NEW YORK ( TheStreet) -- U.S. stock futures were pointing lower Monday after weak jobs growth in the U.S. had investors fretting growth in the world's-largest economy was losing momentum.
European stocks were trading lower, while Asian stocks ended Monday on the downside.
Japan's Nikkei 225 index fell 1.4% o 8,896.88 while China's Shanghai Composite declined 2.4% to 2,170.81. Inflation figures for China released Monday showed the consumer price index at its lowest since January 2010, giving Beijing more room to continue adding stimulus.

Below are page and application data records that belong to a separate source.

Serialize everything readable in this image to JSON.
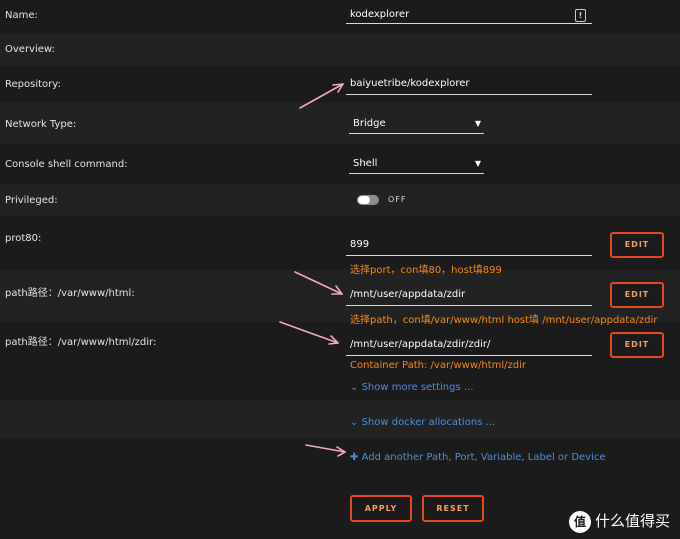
{
  "form": {
    "name": {
      "label": "Name:",
      "value": "kodexplorer"
    },
    "overview": {
      "label": "Overview:"
    },
    "repository": {
      "label": "Repository:",
      "value": "baiyuetribe/kodexplorer"
    },
    "network": {
      "label": "Network Type:",
      "value": "Bridge"
    },
    "console": {
      "label": "Console shell command:",
      "value": "Shell"
    },
    "privileged": {
      "label": "Privileged:",
      "state": "OFF"
    },
    "port": {
      "label": "prot80:",
      "value": "899",
      "hint": "选择port，con填80，host填899",
      "edit": "EDIT"
    },
    "path1": {
      "label": "path路径：/var/www/html:",
      "value": "/mnt/user/appdata/zdir",
      "hint": "选择path，con填/var/www/html host填 /mnt/user/appdata/zdir",
      "edit": "EDIT"
    },
    "path2": {
      "label": "path路径：/var/www/html/zdir:",
      "value": "/mnt/user/appdata/zdir/zdir/",
      "hint": "Container Path: /var/www/html/zdir",
      "edit": "EDIT"
    }
  },
  "links": {
    "more_settings": "Show more settings ...",
    "docker_allocations": "Show docker allocations ...",
    "add_another": "Add another Path, Port, Variable, Label or Device"
  },
  "actions": {
    "apply": "APPLY",
    "reset": "RESET"
  },
  "watermark": {
    "badge": "值",
    "text": "什么值得买"
  },
  "colors": {
    "accent": "#e2491f",
    "hint": "#f28a1a",
    "link": "#4a90d9",
    "arrow": "#f3a6c8"
  },
  "icons": {
    "caret": "▼",
    "plus": "✚",
    "chevron": "⌄",
    "alert": "!"
  }
}
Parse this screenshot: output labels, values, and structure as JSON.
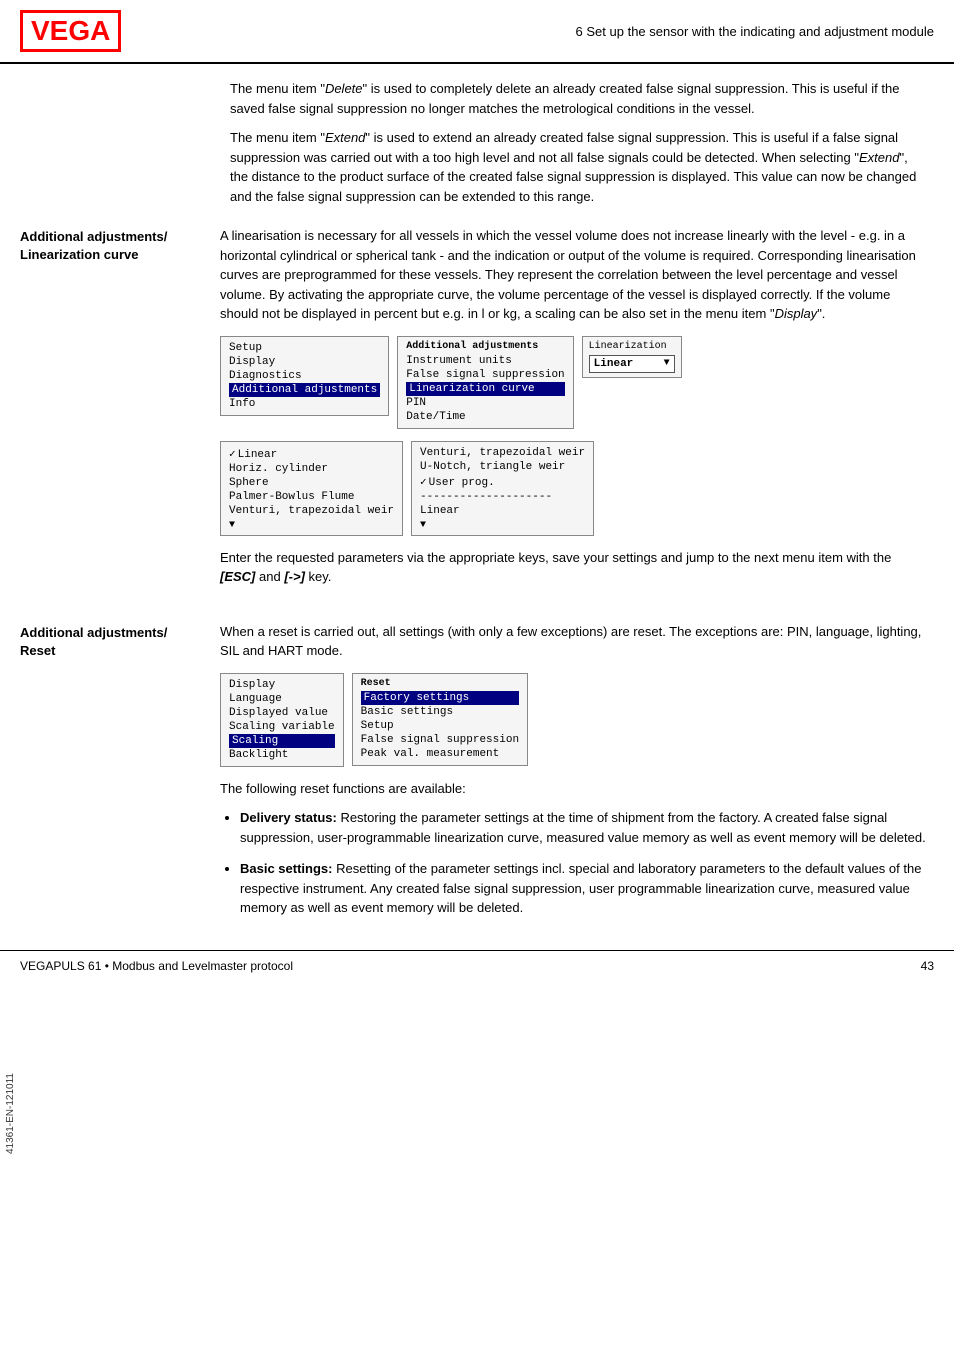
{
  "header": {
    "logo": "VEGA",
    "title": "6 Set up the sensor with the indicating and adjustment module"
  },
  "intro_paragraphs": {
    "p1_before_italic1": "The menu item \"",
    "p1_italic1": "Delete",
    "p1_after_italic1": "\" is used to completely delete an already created false signal suppression. This is useful if the saved false signal suppression no longer matches the metrological conditions in the vessel.",
    "p2_before_italic1": "The menu item \"",
    "p2_italic1": "Extend",
    "p2_after_italic1": "\" is used to extend an already created false signal suppression. This is useful if a false signal suppression was carried out with a too high level and not all false signals could be detected. When selecting \"",
    "p2_italic2": "Extend",
    "p2_after_italic2": "\", the distance to the product surface of the created false signal suppression is displayed. This value can now be changed and the false signal suppression can be extended to this range."
  },
  "linearization_section": {
    "sidebar_label_line1": "Additional adjustments/",
    "sidebar_label_line2": "Linearization curve",
    "description": "A linearisation is necessary for all vessels in which the vessel volume does not increase linearly with the level - e.g. in a horizontal cylindrical or spherical tank - and the indication or output of the volume is required. Corresponding linearisation curves are preprogrammed for these vessels. They represent the correlation between the level percentage and vessel volume. By activating the appropriate curve, the volume percentage of the vessel is displayed correctly. If the volume should not be displayed in percent but e.g. in l or kg, a scaling can be also set in the menu item \"",
    "description_italic": "Display",
    "description_end": "\".",
    "menu_box1": {
      "items": [
        "Setup",
        "Display",
        "Diagnostics",
        "Additional adjustments",
        "Info"
      ],
      "selected_index": 3
    },
    "menu_box2": {
      "header": "Additional adjustments",
      "items": [
        "Instrument units",
        "False signal suppression",
        "Linearization curve",
        "PIN",
        "Date/Time"
      ],
      "selected_index": 2
    },
    "dropdown_box": {
      "label": "Linearization",
      "selected_value": "Linear"
    },
    "menu_box3": {
      "items": [
        "Linear",
        "Horiz. cylinder",
        "Sphere",
        "Palmer-Bowlus Flume",
        "Venturi, trapezoidal weir"
      ],
      "checked_indices": [
        0
      ]
    },
    "menu_box4": {
      "items": [
        "Venturi, trapezoidal weir",
        "U-Notch, triangle weir",
        "User prog.",
        "--------------------",
        "Linear"
      ],
      "checked_indices": [
        2
      ]
    },
    "enter_text_before_esc": "Enter the requested parameters via the appropriate keys, save your settings and jump to the next menu item with the ",
    "esc_key": "[ESC]",
    "enter_text_between": " and ",
    "arrow_key": "[->]",
    "enter_text_after": " key."
  },
  "reset_section": {
    "sidebar_label_line1": "Additional adjustments/",
    "sidebar_label_line2": "Reset",
    "description": "When a reset is carried out, all settings (with only a few exceptions) are reset. The exceptions are: PIN, language, lighting, SIL and HART mode.",
    "menu_box1": {
      "items": [
        "Display",
        "Language",
        "Displayed value",
        "Scaling variable",
        "Scaling",
        "Backlight"
      ],
      "selected_index": 4
    },
    "menu_box2": {
      "header": "Reset",
      "items": [
        "Factory settings",
        "Basic settings",
        "Setup",
        "False signal suppression",
        "Peak val. measurement"
      ],
      "selected_index": 0
    },
    "following_text": "The following reset functions are available:",
    "bullets": [
      {
        "bold": "Delivery status:",
        "text": " Restoring the parameter settings at the time of shipment from the factory. A created false signal suppression, user-programmable linearization curve, measured value memory as well as event memory will be deleted."
      },
      {
        "bold": "Basic settings:",
        "text": " Resetting of the parameter settings incl. special and laboratory parameters to the default values of the respective instrument. Any created false signal suppression, user programmable linearization curve, measured value memory as well as event memory will be deleted."
      }
    ]
  },
  "footer": {
    "left": "VEGAPULS 61 • Modbus and Levelmaster protocol",
    "right": "43"
  },
  "vertical_text": "41361-EN-121011"
}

U.S. stocks on Friday fell after a Labor Department report showed the U.S. economy produced fewer than 100,000 jobs for the third month in a row.The Dow Jones Industrial Average declined 124.20 points, or 0.96%, to 12,772, and closed down 0.84% for the week. The S&P 500 slipped 12.90 points, or 0.94%, to 1,355; it closed down 0.55% for the week. The Nasdaq slid 38.79 points, or 1.3%, to 2,937, and was flat for the week.
The economic calendar in the U.S. on Monday is light, with only May U.S. consumer credit numbers to be released at 3 p.m. EDT.
Details are emerging on how eurozone officials will set up a banking supervisor for the 17-nation currency bloc, according to a report. Discussions are centering on the idea of an agency under the European Central Bank that will be the sole overseer of the 25 or so biggest banks in the eurozone, according to a report from The Wall Street Journal. Smaller banks in the currency bloc would continue to be supervised by their national financial-market regulators, the report said. But the national regulators would be under the control of the eurozone banking supervisor.
Alcoa (AA - Get Report) kicks off second-quarter earnings season after Monday's closing bell and analysts expect the aluminum giant to report profit of 5 cents a share on revenue of $5.83 billion.
Celgene (CELG - Get Report) isn't buying Human Genome Sciences (HGSI), according to a source in contact with Celgene management, reported TheStreet's Adam Feuerstein. Late Friday, Reuters, citing its own unnamed source, reported that Celgene was one of two possible bidders for Human Genome Sciences, which is trying to fight off a hostile, $13-a-share offer from GlaxoSmithKline (GSK).